Tribute albums are normally reserved for those artists whose contributions have had a lasting influence on the industry. However that criteria doesn’t exist anymore. If you undertake a cursory investigation you will find tribute albums afforded to any and every artist nowadays regardless of influence or longevity. The fact that Britney Spears, the Backstreet Boys and ‘N Sync all have tribute albums is a travesty; they’ve proven nothing. Until the fall of 1997, Van Halen, one of the most influential rock bands of the past 25 years had not been bestowed such an honor.
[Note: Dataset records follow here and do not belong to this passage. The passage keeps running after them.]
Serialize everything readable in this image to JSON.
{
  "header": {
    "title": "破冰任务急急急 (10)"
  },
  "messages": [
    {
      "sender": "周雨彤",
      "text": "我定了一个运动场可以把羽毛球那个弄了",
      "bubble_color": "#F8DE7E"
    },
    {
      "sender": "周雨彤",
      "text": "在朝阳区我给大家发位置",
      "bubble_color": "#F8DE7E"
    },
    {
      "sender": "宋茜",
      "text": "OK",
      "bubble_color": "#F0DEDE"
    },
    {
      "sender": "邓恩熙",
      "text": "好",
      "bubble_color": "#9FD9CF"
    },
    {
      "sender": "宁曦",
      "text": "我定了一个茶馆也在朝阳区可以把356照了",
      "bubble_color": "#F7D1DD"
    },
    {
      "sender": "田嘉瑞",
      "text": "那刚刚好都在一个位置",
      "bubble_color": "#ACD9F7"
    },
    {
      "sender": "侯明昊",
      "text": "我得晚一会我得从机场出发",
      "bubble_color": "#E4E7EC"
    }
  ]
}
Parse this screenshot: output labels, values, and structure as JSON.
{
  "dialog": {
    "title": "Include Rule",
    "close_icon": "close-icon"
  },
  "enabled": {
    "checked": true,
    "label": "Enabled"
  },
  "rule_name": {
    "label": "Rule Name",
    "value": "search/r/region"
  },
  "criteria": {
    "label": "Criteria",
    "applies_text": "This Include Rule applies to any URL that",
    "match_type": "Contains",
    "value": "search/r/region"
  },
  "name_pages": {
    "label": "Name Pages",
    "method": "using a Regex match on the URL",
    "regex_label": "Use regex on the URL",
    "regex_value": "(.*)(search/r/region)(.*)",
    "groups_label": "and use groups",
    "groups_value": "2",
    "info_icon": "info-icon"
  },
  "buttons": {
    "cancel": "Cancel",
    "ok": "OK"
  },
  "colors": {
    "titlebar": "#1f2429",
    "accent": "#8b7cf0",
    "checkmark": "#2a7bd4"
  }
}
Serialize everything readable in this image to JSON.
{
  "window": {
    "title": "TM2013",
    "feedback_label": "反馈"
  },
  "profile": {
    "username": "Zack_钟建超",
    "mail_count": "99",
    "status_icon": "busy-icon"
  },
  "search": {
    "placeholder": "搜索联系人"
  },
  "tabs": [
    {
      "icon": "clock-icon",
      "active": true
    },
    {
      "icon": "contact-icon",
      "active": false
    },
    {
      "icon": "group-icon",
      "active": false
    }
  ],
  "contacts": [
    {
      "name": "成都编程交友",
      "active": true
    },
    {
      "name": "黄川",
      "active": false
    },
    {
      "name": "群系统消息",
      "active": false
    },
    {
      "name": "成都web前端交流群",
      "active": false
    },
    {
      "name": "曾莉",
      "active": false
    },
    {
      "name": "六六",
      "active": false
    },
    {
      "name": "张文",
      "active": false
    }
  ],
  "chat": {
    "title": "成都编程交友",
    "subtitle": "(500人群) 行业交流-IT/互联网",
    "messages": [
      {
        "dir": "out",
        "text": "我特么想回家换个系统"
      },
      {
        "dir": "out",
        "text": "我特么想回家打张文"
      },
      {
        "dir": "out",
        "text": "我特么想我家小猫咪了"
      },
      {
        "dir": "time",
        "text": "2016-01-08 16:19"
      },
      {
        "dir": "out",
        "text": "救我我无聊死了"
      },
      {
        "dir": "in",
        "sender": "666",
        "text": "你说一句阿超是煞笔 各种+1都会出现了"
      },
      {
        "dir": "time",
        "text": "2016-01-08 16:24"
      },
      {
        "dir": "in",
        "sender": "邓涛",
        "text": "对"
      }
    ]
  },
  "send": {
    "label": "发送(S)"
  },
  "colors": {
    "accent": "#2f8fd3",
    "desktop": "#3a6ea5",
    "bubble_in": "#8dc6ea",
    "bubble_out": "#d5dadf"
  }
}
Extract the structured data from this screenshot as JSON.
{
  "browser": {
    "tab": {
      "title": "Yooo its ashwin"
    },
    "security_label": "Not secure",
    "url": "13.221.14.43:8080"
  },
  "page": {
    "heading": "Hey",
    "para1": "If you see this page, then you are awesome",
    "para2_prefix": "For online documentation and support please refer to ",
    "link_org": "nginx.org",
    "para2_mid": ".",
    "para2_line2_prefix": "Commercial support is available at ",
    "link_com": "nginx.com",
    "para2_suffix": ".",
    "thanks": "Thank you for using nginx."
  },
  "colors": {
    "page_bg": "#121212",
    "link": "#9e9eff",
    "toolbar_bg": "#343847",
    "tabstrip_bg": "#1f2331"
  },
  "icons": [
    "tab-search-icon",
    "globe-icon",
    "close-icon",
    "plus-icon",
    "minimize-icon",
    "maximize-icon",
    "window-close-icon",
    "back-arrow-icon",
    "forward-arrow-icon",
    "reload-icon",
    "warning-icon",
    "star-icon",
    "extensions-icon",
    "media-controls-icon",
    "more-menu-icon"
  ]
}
Unfortunately for Van Halen fans, the two tribute albums that were released were a major disappointments.
Everybody Wants Some and Hot For Remixes were more of a parody of Van Halen’s music than a bone-fide tribute. Everybody Wants Some featured a ridiculous array of underground bands from every style of music imaginable, performing renditions that sounded nothing like the original songs themselves. It reminded me of Richard Carpenter’s laughable Carpenters Tribute, If I Were a Carpenter, that featured acts like Sonic Youth and 4 Non Blondes systematically destroying classic cuts from the Carpenters catalog. Hot For Remixes fared no better as it housed brutal electronica versions of the band’s material.
On the other hand, Little Guitars: A Tribute to Van Halen is the quintessential Van Halen tribute album. For Van Halen purists, the disc’s most outstanding attribute is that it totally bypasses the Sammy Hagar/Gary Cherone periods, focusing instead on the only incarnation of the band that really mattered, which was the original lineup of David Lee Roth, Michael Anthony, Alex and Edward Van Halen.
Instead of employing the services of various established bands, producer Bob Kulick puts together a unique collection of artists to cover the material while maintaining the spirit, energy and integrity of the original versions. The pairing of musicians for each song is in itself interesting. “Unchained” features vocalist Jack Russell (Great White), drummer Eric Singer (Kiss), bassist Marco Mendoza and guitarist Dweezil Zappa while Stephen Pearcy (Ratt), Jake E. Lee (Ozzy Osbourne), Tim Bogert (Vanilla Fudge) and Frankie Banali (Quiet Riot) torch “Running With The Devil.” The album’s most stunning moment comes courtesy of “Light Up the Sky” which combines the powerful vocal chops of Doug Pinnick (King’s X) with Yngwie Malmsteen’s searing guitar licks and Billy Sheehan’s driving bass lines. Other outstanding performances include vocalist Jeff Scott Soto and guitarist Blue Saraceno on “So This Is Love,” David Glen Eisley (Guiffria) and guitarist Mitch Perry on “Little Guitars” and Fee Waybill (Tubes) with guitarist Brad Gillis (Night Ranger) on “Atomic Punk.”
Little Guitars: A Tribute to Van Halen without question is the only Van Halen tribute album on the shelves worthy of being deemed a true tribute record. So if you purchase any of the other counterfeits, don’t say you weren’t warned!
// Sound Affects
"The man whose songs were recorded by Johnny Cash, Alan Jackson, Ricky Skaggs, David Allan Coe, The Highwaymen, and countless others succumbs to time’s cruel cue that the only token of permanence we have to offer are the effects of shared moments and memories.READ the article